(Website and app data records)
┏━━

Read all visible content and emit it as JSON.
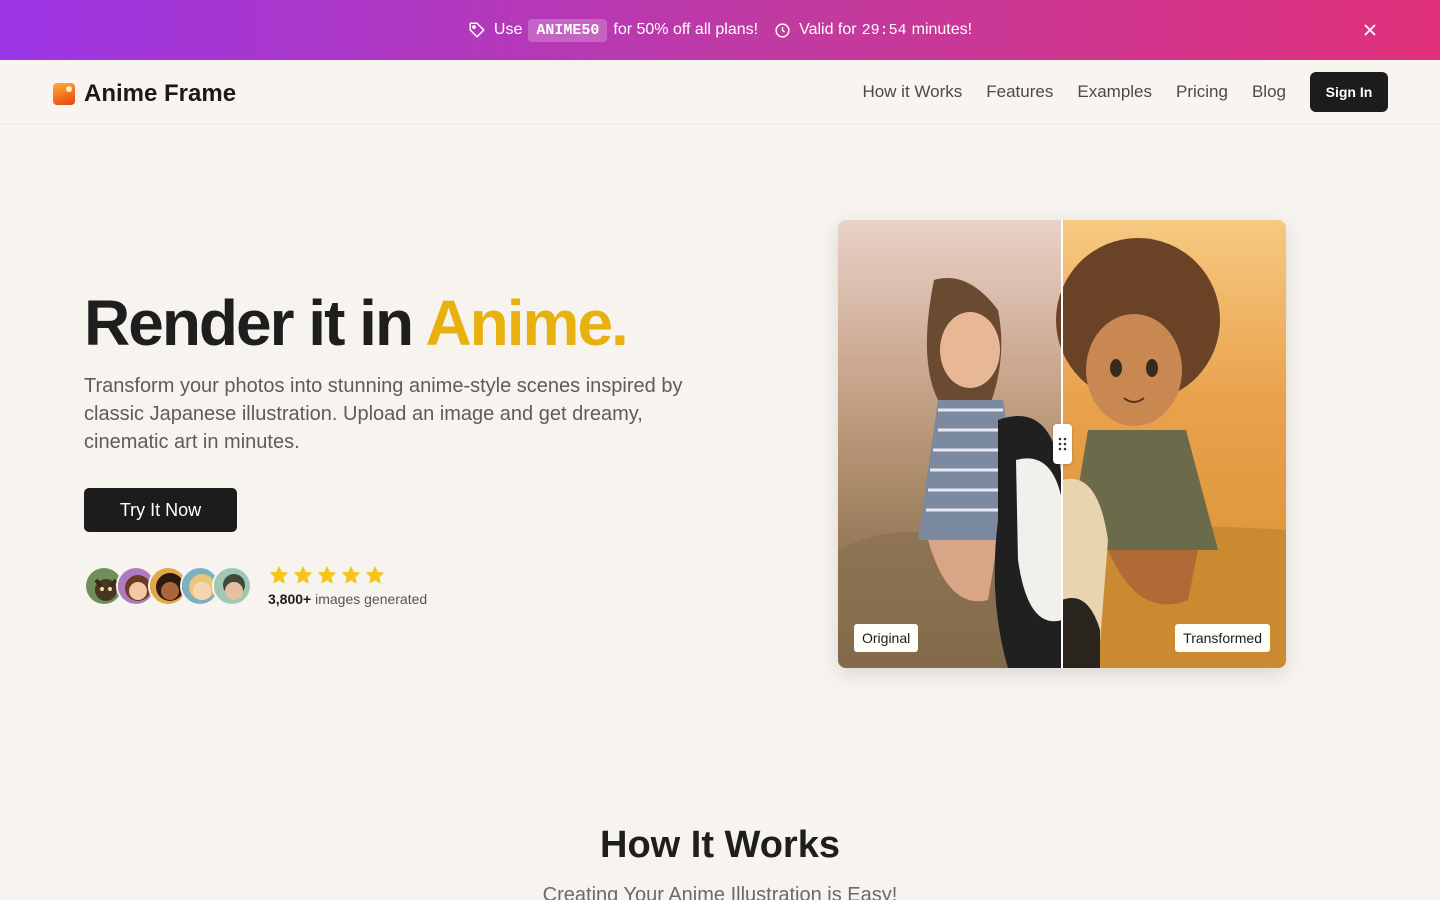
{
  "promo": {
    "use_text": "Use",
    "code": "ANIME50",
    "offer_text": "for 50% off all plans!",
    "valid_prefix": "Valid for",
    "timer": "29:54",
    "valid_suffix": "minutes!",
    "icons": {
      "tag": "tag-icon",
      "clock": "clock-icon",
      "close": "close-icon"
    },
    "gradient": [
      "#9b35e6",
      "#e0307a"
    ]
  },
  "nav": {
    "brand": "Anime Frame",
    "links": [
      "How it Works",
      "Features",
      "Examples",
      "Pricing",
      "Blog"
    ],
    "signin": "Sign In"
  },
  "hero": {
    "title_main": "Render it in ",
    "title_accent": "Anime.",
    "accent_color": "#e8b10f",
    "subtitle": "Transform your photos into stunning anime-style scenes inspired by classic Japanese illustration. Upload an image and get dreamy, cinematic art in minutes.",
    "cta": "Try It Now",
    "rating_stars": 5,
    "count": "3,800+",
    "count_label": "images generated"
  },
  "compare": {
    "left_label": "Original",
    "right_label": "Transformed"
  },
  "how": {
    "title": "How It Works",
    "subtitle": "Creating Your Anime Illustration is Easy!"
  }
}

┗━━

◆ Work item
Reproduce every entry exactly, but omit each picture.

◆ Completed task
Read all visible content and emit it as JSON.
{
  "promo": {
    "use_text": "Use",
    "code": "ANIME50",
    "offer_text": "for 50% off all plans!",
    "valid_prefix": "Valid for",
    "timer": "29:54",
    "valid_suffix": "minutes!",
    "icons": {
      "tag": "tag-icon",
      "clock": "clock-icon",
      "close": "close-icon"
    },
    "gradient": [
      "#9b35e6",
      "#e0307a"
    ]
  },
  "nav": {
    "brand": "Anime Frame",
    "links": [
      "How it Works",
      "Features",
      "Examples",
      "Pricing",
      "Blog"
    ],
    "signin": "Sign In"
  },
  "hero": {
    "title_main": "Render it in ",
    "title_accent": "Anime.",
    "accent_color": "#e8b10f",
    "subtitle": "Transform your photos into stunning anime-style scenes inspired by classic Japanese illustration. Upload an image and get dreamy, cinematic art in minutes.",
    "cta": "Try It Now",
    "rating_stars": 5,
    "count": "3,800+",
    "count_label": "images generated"
  },
  "compare": {
    "left_label": "Original",
    "right_label": "Transformed"
  },
  "how": {
    "title": "How It Works",
    "subtitle": "Creating Your Anime Illustration is Easy!"
  }
}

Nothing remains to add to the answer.